  • If I hear a ripping sound you are going to time-out FOREVER!!

I try, people, I'm telling you I try.

The kids usually start off pretty well. The library has a fairly small "kids area" consisting of a VERY HUNGRY CATERPILLAR rug, two puzzles, and about a half a dozen nicely-sized rows of books.  The area is really just one section of the one-room library, so there is no separation from the rest of the place where people are engaged in their reading and/or general quiet-necessitating library activities. Which means the pressure to maintain complete silence from my three children under five is FAIRLY INTENSE.

The feeling is compounded by a librarian straight from Central Casting who walks around shushing anyone who makes a peep (this does, from personal experience, include 17-month-olds vocally delighted at the sight of the aforementioned caterpillar rug).

So it is that our library experience -- which I always envision as a contemplative stroll through the library shelves in search of tomes that will satiate my children's nascent curiosity about the universe -- instead becomes a mad dash through the stacks before I actually melt from the hot burning shame of inflicting my children on my fellow patrons.

FOUR-YEAR-OLD: Mom! I wanted a book on cars!
ME: Listen, here's something with Curious George on the cover, you'll like that.
FOUR-YEAR-OLD: Curious George is for babies!
ME: Pleeeeaaase stop yelling. That librarian lady is going to kill me. Where is your brother?

(Brief glimpse of three-year-old laughingly disappearing behind library shelves)

ME: Don't touch anything! I've got to go get him. Has anyone seen a baby around here?

So it goes until I manage to grab a half-dozen or so books, check out, and wrangle the children back out to the street. 

I wrench the children home amidst cries of,

"I wanted to stay at the LIIIIBBBRARY!!!!!"

I can happily attest that the kids are really enjoying the great array of books cycling through the house, but these library afternoons? They're a bear.

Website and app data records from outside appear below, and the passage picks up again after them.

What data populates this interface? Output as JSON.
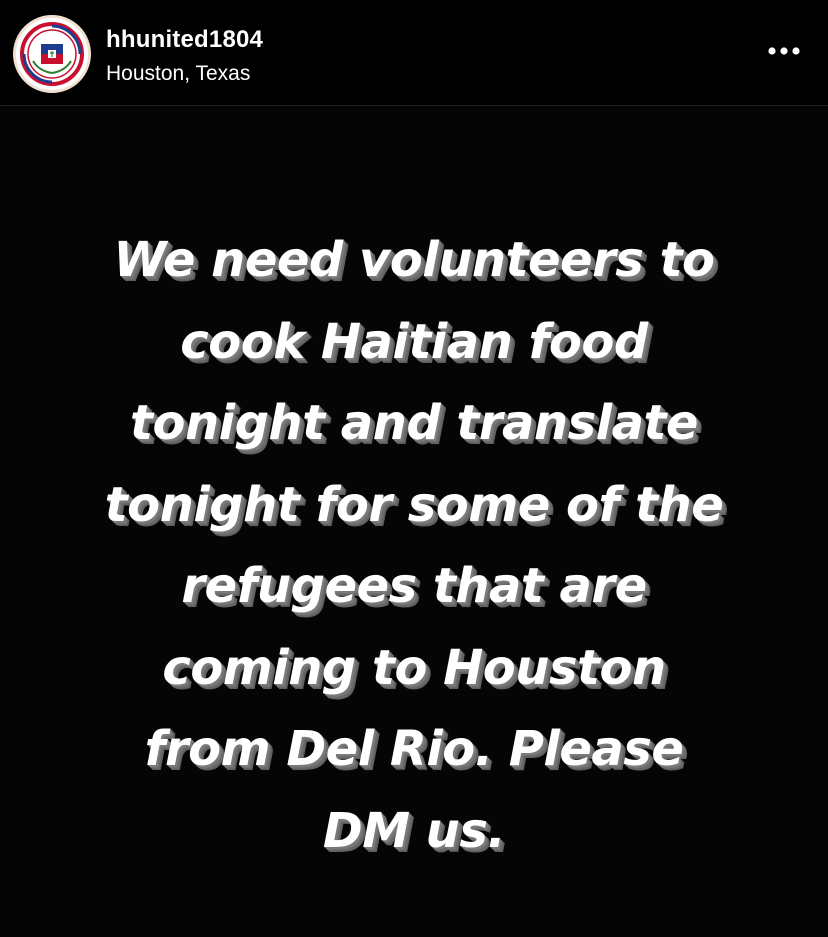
{
  "header": {
    "username": "hhunited1804",
    "location": "Houston, Texas",
    "avatar_icon": "hhunited-logo-icon",
    "more_icon": "more-options-icon"
  },
  "post": {
    "text": "We need volunteers to\ncook Haitian food\ntonight and translate\ntonight for some of the\nrefugees that are\ncoming to Houston\nfrom Del Rio. Please\nDM us."
  },
  "colors": {
    "background": "#000000",
    "text": "#ffffff",
    "text_shadow": "#6e6e6e",
    "avatar_ring": "#f0e0d0",
    "logo_red": "#c8102e",
    "logo_blue": "#1d3c8f"
  }
}
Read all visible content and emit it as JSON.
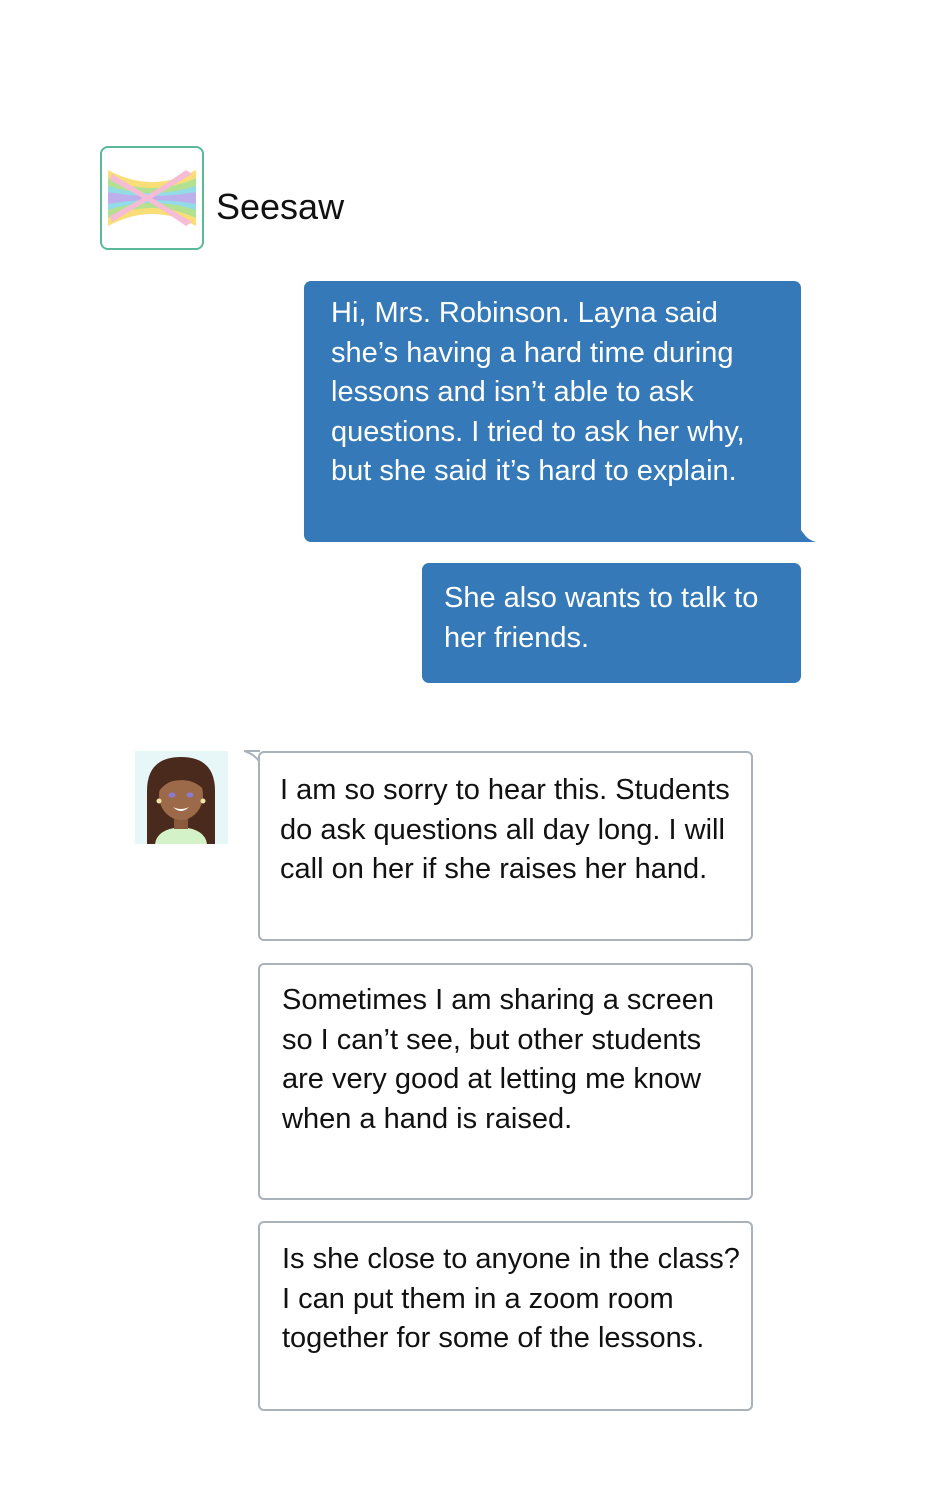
{
  "app": {
    "name": "Seesaw",
    "logo_icon": "seesaw-logo-icon",
    "colors": {
      "logo_border": "#5bb89a",
      "outgoing_bubble": "#3579b8",
      "incoming_border": "#a9b1bb"
    }
  },
  "conversation": {
    "outgoing": [
      {
        "text": "Hi, Mrs. Robinson. Layna said she’s having a hard time during lessons and isn’t able to ask questions. I tried to ask her why, but she said it’s hard to explain."
      },
      {
        "text": "She also wants to talk to her friends."
      }
    ],
    "incoming": {
      "avatar_icon": "teacher-avatar-icon",
      "messages": [
        {
          "text": "I am so sorry to hear this. Students do ask questions all day long. I will call on her if she raises her hand."
        },
        {
          "text": "Sometimes I am sharing a screen so I can’t see, but other students are very good at letting me know when a hand is raised."
        },
        {
          "text": "Is she close to anyone in the class? I can put them in a zoom room together for some of the lessons."
        }
      ]
    }
  }
}
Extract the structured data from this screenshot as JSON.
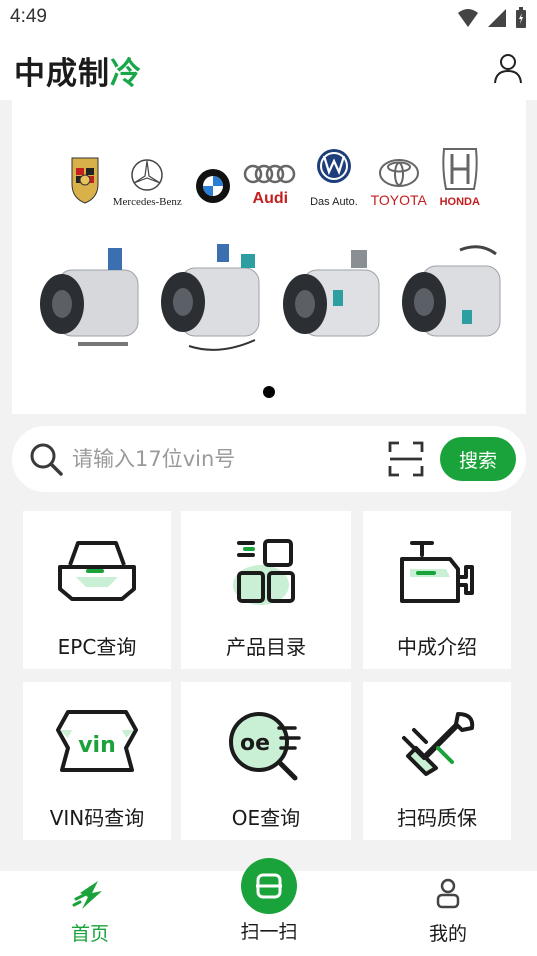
{
  "status_bar": {
    "time": "4:49"
  },
  "header": {
    "logo_dark": "中成制",
    "logo_green": "冷"
  },
  "banner": {
    "brands": [
      {
        "name": "",
        "icon": "porsche-logo"
      },
      {
        "name": "Mercedes-Benz",
        "icon": "mercedes-logo"
      },
      {
        "name": "",
        "icon": "bmw-logo"
      },
      {
        "name": "Audi",
        "icon": "audi-logo"
      },
      {
        "name": "Das Auto.",
        "icon": "vw-logo"
      },
      {
        "name": "TOYOTA",
        "icon": "toyota-logo"
      },
      {
        "name": "HONDA",
        "icon": "honda-logo"
      }
    ],
    "slide_count": 1,
    "active_slide": 0
  },
  "search": {
    "placeholder": "请输入17位vin号",
    "value": "",
    "button_label": "搜索"
  },
  "tiles": [
    {
      "label": "EPC查询",
      "icon": "car-front-icon"
    },
    {
      "label": "产品目录",
      "icon": "catalog-grid-icon"
    },
    {
      "label": "中成介绍",
      "icon": "engine-icon"
    },
    {
      "label": "VIN码查询",
      "icon": "vin-car-icon"
    },
    {
      "label": "OE查询",
      "icon": "oe-search-icon"
    },
    {
      "label": "扫码质保",
      "icon": "tools-icon"
    }
  ],
  "bottom_nav": {
    "home": "首页",
    "scan": "扫一扫",
    "mine": "我的"
  },
  "colors": {
    "accent": "#1aa33a",
    "accent_light": "#c9f0d4",
    "icon_dark": "#1b1b1b"
  }
}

I may start sneaking off by myself to choose books on nights when my husband's home and skipped "Library Afternoon" altogether.

Tuesday night could always be, "Let's hit the drive-thru and watch a movie night"...